So while lots of people have written — quite rightly — think pieces on how Hamilton teaches us what musical theater can be (truly, the significance of this work cannot be overstated; I’ve been listening to it on repeat for days and I continue to find its technical achievement shocking). Consider this listicle a bit of a think piece on what Hamilton teaches us about the romance form.
1. The shape of the story matters desperately. One of the elements of Hamilton that I’ve found most emotionally satisfying and also the most emotionally difficult to confront is how thoroughly it wraps up every single plot line. This has left me emotionally satisfied but also filled with frustration at life that has not been adapted to a narrative form, where we don’t always get closure, redemption, or even a final song about fifty-years of good labors in the face of grief.
2. The tension between career and love doesn’t have to be something we view as gendered. A lot of us write stories that contain this element. It’s a central struggle in our Love in Los Angeles series, and it’s a central struggle in the contemporary British monarchy project we’re working on. I think it’s easy to feel nervous when we engage these narratives, especially for our heroines, when our culture is still obsessed with judging women no matter how they engage with this struggle. Hamilton reminds us that this struggle is innately human, not gendered, and reminds us we’re allowed to write this type of dilemma for characters of any gender.
3. Conventional relationship structures are not required. There’s a song in Hamilton the Internet has begun referring to as “Alex you just turned down a threesome, what are you doing?” Rather amazingly, the show devotes a lot of time, all of it lovely, to the fact that Hamilton was both in love with his wife and engaged in a romantic friendship (largely long-distance and with a ton of unresolved sexual tension as the show presents it) with her sister. And the sisters were perfectly aware of it, and fiercely protective and supportive of each other. Love can look like a lot of things. And you can write the love story you want.
4. Women are more interesting as allies than as rivals. Hamilton is very much a musical about rivalry, but where it often has opportunity to showcase rivalry between women, it chooses not to. The sisters support each other, and when Hamilton cheats on his wife with a third-party, that unite to be angry at him, not her.
5. Cheating may be one of the romance genre’s great controversies, but it can work for some stories. Yes, some people don’t want to read that. Yes, sometimes cheating plots can feel easy and overdone. But when cheating is a symptom of other issues and addressed as such on the larger landscape of a plot (as it is in Hamilton), it can be truthful, compelling, and serve to grow the characters and their relationships.
6. Don’t be afraid to be earnest. Erin and I write fairly gritty romances most of the time. But soulmates? Loves that aren’t like any other love? Those happen. And they make great stories. And if you can write them with specificity and in a way that’s relatable, don’t be afraid to. This is something we’ve just figured out how to do, and Hamilton has really reinforced that for us.

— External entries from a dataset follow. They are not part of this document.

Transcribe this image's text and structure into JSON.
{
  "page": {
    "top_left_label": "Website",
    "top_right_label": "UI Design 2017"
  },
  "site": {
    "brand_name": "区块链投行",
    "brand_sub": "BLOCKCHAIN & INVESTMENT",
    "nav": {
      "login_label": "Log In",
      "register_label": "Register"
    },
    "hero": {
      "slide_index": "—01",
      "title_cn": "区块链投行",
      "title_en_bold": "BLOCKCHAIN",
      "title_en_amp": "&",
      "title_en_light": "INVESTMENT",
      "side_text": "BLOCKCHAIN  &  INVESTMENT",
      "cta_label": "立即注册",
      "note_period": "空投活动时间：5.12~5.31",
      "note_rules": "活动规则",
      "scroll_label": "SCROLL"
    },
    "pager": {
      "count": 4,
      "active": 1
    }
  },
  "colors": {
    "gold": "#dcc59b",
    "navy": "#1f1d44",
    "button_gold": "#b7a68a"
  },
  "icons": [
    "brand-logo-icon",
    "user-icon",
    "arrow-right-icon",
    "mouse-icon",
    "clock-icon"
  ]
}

7. There are lots of types of love. We say this in all our posts like this, but romances that also feature other forms of great passion help to elevate the central romance further. The love of friends, the passions of ambition matter too, and writing a central romance doesn’t mean leaving out this key structural elements of a life.
8. #WeNeedDiverseRomance. Hamilton utilizes hip hop and multi-ethnic casting to tell its story. And it does this despite — and in direct response to — the founding fathers being a bunch of douchey white guys who tended to own slaves (seriously, this show takes Jefferson to task). So when you’re casting the romance you’re writing or looking for a new book to read, Hamilton should be a reminder to let yourself think more broadly about what heroes and heroines can and should look like. We all have internalized expectations, and for a lot of us (especially, but not exclusively, if we’re white and/or straight) those expectations can come from some pretty toxic parts of our culture. Those expectations can be where we start, but why on earth should they be where we end?
Ultimately, Hamilton is also a love letter to the act of writing and how we can save ourselves — and others — by recording our stories, our desires, and our fears. Huge chunks of Hamilton‘s lyrics address this, and every writer should consider the show’s truly profound call to urgency.
While I am delighted by this, and currently listening to the soundtrack, I am dying to know what happened with the fae.